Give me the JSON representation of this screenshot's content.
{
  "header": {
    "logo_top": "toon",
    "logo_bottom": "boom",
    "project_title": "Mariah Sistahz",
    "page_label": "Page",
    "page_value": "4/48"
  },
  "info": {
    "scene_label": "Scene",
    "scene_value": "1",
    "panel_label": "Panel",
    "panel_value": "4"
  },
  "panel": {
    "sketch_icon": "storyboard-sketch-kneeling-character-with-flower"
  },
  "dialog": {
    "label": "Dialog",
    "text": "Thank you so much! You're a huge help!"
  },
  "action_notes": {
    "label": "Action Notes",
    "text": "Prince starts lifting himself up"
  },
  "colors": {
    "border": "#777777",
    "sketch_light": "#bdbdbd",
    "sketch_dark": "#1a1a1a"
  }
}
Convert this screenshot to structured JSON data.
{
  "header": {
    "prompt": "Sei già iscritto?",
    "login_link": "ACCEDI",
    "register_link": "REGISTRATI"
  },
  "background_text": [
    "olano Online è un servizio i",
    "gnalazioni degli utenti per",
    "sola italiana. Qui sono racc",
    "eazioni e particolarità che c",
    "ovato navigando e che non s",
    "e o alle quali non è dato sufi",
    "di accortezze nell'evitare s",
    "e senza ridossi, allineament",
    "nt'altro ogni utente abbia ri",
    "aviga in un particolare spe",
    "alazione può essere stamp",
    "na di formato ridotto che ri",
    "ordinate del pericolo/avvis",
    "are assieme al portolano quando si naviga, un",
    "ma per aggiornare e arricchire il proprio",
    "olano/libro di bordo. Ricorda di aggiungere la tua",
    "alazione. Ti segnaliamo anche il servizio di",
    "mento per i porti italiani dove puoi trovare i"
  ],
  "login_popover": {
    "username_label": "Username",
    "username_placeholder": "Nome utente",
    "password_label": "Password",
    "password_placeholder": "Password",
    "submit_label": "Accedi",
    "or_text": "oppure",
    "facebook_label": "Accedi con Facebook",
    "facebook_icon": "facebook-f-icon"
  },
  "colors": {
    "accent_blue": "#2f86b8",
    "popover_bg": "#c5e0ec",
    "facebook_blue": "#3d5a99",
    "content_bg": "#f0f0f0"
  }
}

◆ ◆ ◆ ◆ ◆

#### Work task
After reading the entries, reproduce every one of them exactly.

#### Answer area
Give me the JSON representation of this screenshot's content.
{
  "header": {
    "logo_top": "toon",
    "logo_bottom": "boom",
    "project_title": "Mariah Sistahz",
    "page_label": "Page",
    "page_value": "4/48"
  },
  "info": {
    "scene_label": "Scene",
    "scene_value": "1",
    "panel_label": "Panel",
    "panel_value": "4"
  },
  "panel": {
    "sketch_icon": "storyboard-sketch-kneeling-character-with-flower"
  },
  "dialog": {
    "label": "Dialog",
    "text": "Thank you so much! You're a huge help!"
  },
  "action_notes": {
    "label": "Action Notes",
    "text": "Prince starts lifting himself up"
  },
  "colors": {
    "border": "#777777",
    "sketch_light": "#bdbdbd",
    "sketch_dark": "#1a1a1a"
  }
}
Convert this screenshot to structured JSON data.
{
  "header": {
    "prompt": "Sei già iscritto?",
    "login_link": "ACCEDI",
    "register_link": "REGISTRATI"
  },
  "background_text": [
    "olano Online è un servizio i",
    "gnalazioni degli utenti per",
    "sola italiana. Qui sono racc",
    "eazioni e particolarità che c",
    "ovato navigando e che non s",
    "e o alle quali non è dato sufi",
    "di accortezze nell'evitare s",
    "e senza ridossi, allineament",
    "nt'altro ogni utente abbia ri",
    "aviga in un particolare spe",
    "alazione può essere stamp",
    "na di formato ridotto che ri",
    "ordinate del pericolo/avvis",
    "are assieme al portolano quando si naviga, un",
    "ma per aggiornare e arricchire il proprio",
    "olano/libro di bordo. Ricorda di aggiungere la tua",
    "alazione. Ti segnaliamo anche il servizio di",
    "mento per i porti italiani dove puoi trovare i"
  ],
  "login_popover": {
    "username_label": "Username",
    "username_placeholder": "Nome utente",
    "password_label": "Password",
    "password_placeholder": "Password",
    "submit_label": "Accedi",
    "or_text": "oppure",
    "facebook_label": "Accedi con Facebook",
    "facebook_icon": "facebook-f-icon"
  },
  "colors": {
    "accent_blue": "#2f86b8",
    "popover_bg": "#c5e0ec",
    "facebook_blue": "#3d5a99",
    "content_bg": "#f0f0f0"
  }
}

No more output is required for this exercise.